Katie Davis finding her way in the mid-Atlantic
by Doug McCoy
Last fall jockey Katie Davis’ prospects for the future were, by her own admission, rather bleak.
The young rider, who won her first race in February 2014, was recovering from a concussion and other injuries suffered in a spill, her apprentice period was coming to a close, and she didn’t have an agent. After having won only 12 races in 2015 while trying unsuccessfully to establish herself on the tough NYRA circuit, 2016 was coming to a close and the rider simply didn’t know what to do next.
“The only thing I did know was that I wasn’t quitting,” Davis recalled recently. “I knew in my heart I was meant to ride, and as bad as things seemed at that time, I wasn’t giving up.”
Then one day near the end of last year’s Delaware Park meeting came a chance encounter with former jockey Joe Rocco, which Davis says was pivotal in turning her career around.
“I saw Joe at the track one day and asked him if he would consider taking my book,” Davis recalled. “I told him I promised him one thing, that I’d work as hard as I could and try and give every mount a chance to win.”
Rocco recalled the meeting, remembering he was impressed with Davis’ commitment to do whatever it took to establish herself.
“We talked and I asked her where she was living,” Rocco said, “and when she told me she was living close to Parx Racino in Philadelphia, I said if she wanted to ride at Laurel she’d have to drive from Philadelphia to Laurel and back most days. I asked her if she was sure she wanted to try and handle that schedule and she told me, ‘Mr. Rocco, if you think you can help me get some business and give me a chance to win races, I’ll handle the driving.’”

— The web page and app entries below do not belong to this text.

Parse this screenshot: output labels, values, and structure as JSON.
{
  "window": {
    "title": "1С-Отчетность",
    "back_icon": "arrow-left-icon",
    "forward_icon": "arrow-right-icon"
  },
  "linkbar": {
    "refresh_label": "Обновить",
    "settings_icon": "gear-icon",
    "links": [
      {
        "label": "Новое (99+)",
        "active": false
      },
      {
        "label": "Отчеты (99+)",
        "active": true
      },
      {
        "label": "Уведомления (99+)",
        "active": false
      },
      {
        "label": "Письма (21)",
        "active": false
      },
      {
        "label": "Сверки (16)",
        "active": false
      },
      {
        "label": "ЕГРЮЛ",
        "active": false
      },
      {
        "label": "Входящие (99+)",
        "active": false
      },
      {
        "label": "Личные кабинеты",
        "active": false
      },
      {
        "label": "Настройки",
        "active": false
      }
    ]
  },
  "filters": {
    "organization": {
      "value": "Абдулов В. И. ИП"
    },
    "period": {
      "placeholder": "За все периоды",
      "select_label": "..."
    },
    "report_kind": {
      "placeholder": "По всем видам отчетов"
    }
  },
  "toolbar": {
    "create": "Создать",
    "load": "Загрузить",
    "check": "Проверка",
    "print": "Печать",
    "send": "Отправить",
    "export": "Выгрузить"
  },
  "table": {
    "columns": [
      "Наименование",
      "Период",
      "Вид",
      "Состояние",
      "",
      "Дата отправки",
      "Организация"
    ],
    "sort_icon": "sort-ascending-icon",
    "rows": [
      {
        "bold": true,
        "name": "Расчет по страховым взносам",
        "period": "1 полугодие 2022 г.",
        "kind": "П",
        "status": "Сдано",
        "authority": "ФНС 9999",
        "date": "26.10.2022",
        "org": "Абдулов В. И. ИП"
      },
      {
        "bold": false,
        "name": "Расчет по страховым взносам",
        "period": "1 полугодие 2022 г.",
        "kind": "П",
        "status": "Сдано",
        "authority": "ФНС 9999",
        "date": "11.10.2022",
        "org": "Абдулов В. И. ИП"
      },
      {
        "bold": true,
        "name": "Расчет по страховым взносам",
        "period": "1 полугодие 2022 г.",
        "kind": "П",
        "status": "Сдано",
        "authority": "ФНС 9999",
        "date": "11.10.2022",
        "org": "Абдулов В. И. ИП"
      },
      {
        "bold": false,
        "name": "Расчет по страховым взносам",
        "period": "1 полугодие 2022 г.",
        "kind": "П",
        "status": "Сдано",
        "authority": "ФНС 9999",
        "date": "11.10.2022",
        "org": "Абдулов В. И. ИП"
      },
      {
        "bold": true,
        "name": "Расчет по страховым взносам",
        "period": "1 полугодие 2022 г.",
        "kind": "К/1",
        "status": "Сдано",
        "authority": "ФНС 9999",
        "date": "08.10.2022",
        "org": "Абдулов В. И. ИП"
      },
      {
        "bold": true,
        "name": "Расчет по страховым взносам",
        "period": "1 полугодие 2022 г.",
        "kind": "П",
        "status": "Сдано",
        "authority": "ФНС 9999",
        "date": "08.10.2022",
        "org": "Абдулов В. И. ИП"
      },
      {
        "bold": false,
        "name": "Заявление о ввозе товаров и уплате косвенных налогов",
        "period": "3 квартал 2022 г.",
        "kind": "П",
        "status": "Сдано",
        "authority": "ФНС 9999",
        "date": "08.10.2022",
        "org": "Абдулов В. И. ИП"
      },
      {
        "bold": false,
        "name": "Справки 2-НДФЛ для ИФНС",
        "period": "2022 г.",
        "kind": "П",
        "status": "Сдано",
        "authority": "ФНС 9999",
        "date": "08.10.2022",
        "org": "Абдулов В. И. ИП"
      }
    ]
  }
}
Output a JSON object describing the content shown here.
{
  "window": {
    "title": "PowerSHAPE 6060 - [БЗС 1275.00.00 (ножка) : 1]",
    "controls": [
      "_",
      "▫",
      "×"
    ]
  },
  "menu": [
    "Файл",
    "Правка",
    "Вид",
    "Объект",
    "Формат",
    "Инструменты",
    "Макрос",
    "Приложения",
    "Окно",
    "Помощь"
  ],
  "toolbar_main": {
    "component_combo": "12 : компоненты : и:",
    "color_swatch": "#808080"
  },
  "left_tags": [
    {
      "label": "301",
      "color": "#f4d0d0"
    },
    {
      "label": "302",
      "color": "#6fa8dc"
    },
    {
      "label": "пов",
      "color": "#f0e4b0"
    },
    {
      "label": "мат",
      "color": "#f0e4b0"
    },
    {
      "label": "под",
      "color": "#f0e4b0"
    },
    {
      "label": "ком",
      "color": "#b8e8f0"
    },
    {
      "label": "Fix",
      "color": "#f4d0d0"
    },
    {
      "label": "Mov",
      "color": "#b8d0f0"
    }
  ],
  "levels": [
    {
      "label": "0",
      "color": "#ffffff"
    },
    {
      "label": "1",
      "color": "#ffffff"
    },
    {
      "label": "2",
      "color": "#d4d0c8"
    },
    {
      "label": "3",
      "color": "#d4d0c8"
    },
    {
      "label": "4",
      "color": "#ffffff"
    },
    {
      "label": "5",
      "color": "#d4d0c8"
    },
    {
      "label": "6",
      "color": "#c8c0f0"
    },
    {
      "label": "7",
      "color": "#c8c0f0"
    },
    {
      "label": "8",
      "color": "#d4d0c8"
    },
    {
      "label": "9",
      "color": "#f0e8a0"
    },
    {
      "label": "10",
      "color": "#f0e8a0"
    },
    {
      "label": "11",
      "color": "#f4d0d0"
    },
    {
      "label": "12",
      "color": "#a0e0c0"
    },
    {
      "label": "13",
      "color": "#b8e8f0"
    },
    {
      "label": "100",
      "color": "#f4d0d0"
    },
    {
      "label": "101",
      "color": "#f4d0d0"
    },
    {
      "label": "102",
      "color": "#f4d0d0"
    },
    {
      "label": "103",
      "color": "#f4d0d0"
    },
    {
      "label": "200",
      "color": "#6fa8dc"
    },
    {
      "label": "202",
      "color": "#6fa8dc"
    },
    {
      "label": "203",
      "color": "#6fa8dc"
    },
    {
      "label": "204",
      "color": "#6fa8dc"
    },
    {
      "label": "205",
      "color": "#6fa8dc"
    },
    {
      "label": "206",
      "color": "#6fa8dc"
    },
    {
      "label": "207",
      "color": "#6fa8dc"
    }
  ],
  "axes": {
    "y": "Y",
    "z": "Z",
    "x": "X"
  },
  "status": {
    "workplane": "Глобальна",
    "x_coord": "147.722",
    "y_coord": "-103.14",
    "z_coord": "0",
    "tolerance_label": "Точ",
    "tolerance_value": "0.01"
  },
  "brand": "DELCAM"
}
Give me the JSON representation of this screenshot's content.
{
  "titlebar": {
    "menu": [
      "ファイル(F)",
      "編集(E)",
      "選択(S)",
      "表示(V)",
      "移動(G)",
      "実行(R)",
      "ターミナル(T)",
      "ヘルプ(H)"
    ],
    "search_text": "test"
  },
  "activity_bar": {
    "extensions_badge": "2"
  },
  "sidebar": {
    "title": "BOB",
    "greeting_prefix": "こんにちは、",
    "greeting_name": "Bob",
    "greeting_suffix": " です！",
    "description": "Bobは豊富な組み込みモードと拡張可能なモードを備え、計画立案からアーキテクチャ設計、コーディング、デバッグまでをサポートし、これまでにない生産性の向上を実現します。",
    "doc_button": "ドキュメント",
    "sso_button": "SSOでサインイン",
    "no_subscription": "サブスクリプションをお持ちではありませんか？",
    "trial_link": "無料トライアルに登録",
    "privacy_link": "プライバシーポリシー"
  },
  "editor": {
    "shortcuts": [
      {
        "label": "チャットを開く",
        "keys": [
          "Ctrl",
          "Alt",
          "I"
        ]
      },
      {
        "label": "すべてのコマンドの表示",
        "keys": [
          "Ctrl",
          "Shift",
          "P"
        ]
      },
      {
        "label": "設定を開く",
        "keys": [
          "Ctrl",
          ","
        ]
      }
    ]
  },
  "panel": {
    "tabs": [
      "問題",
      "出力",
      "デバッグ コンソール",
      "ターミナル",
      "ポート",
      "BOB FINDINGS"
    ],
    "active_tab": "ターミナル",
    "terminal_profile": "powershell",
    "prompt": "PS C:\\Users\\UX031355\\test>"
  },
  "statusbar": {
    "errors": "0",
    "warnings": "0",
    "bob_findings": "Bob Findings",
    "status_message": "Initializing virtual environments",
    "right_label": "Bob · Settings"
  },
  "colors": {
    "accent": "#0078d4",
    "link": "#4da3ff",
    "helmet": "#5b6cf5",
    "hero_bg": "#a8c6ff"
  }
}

The retired rider, who won more than 3700 races during a long career that saw him ride until he was 51, says that even before he went to work for Davis, he had seen things in the daughter of former jockey Robbie Davis that made him think Katie had a real future.
“When you rode as long as I have and seen as many jockeys in races as I have, you see the little things that good riders do and I’d seen some of those things with Katie,” Rocco pointed out. “And she’s also shown steady improvement because now she’s getting more mounts and getting on more live horses. After you pass a certain stage as a young rider, you’ve got to ride more horses every day to get and stay in a rhythm. Katie’s at that stage now. I know agents are always pitching their riders but I really think Katie’s evolving into a good, solid professional.”
Davis, one of three of retired jockey Robbie Davis’ siblings who are presently jockeys (Dylan and Jacqueline are the others), said she’s starting to feel more comfortable during races and is learning to be patient and let things come to her. She won 17 races during the winter meeting at Laurel, including her first stakes victory aboard Next Best Thing in the $75,000 Conniver Handicap, and added 17 more victories at the summer stand at Laurel.
This summer she had her first mount at Saratoga — an event which took on extra meaning since she is a 2010 graduate of Saratoga Springs High School.
She also has nine winners at the Delaware meeting. The 25 year-old says that while the jockey colony is a highly competitive one, she also says Delaware’s leading rider Carol Cedeno has gone out of her way to give Davis advice and guidance.
“Carol’s a quiet person, but once we got to know each other, we talked more about riding and about life in general,” Davis said. “She’s been very good to me, and if there was ever an example of how hard work and dedication can bring success, it’s her career.”
This year Davis’ mounts have earn more than $1.4 million — the first time in her career she’s topped $1 million — and she has 51 wins heading into the final four months of the season.
“My goal is to win 100 races,” said Davis. “Winning 100 races a year seems to be the number a lot of people feel signifies a successful season. In the meantime I’m working to learn and refine my riding style. I’m working on trying to finish stronger and place my mounts where it gives them the best chance to win.”
And what gives Katie Davis the biggest kick?
“Lighting up the tote board,” she laughed. “I get an extra thrill out of winning on a longshot and seeing the board light up. To me that says, ‘Hey you were able to find something in that horse to make them respond that others couldn’t find.’”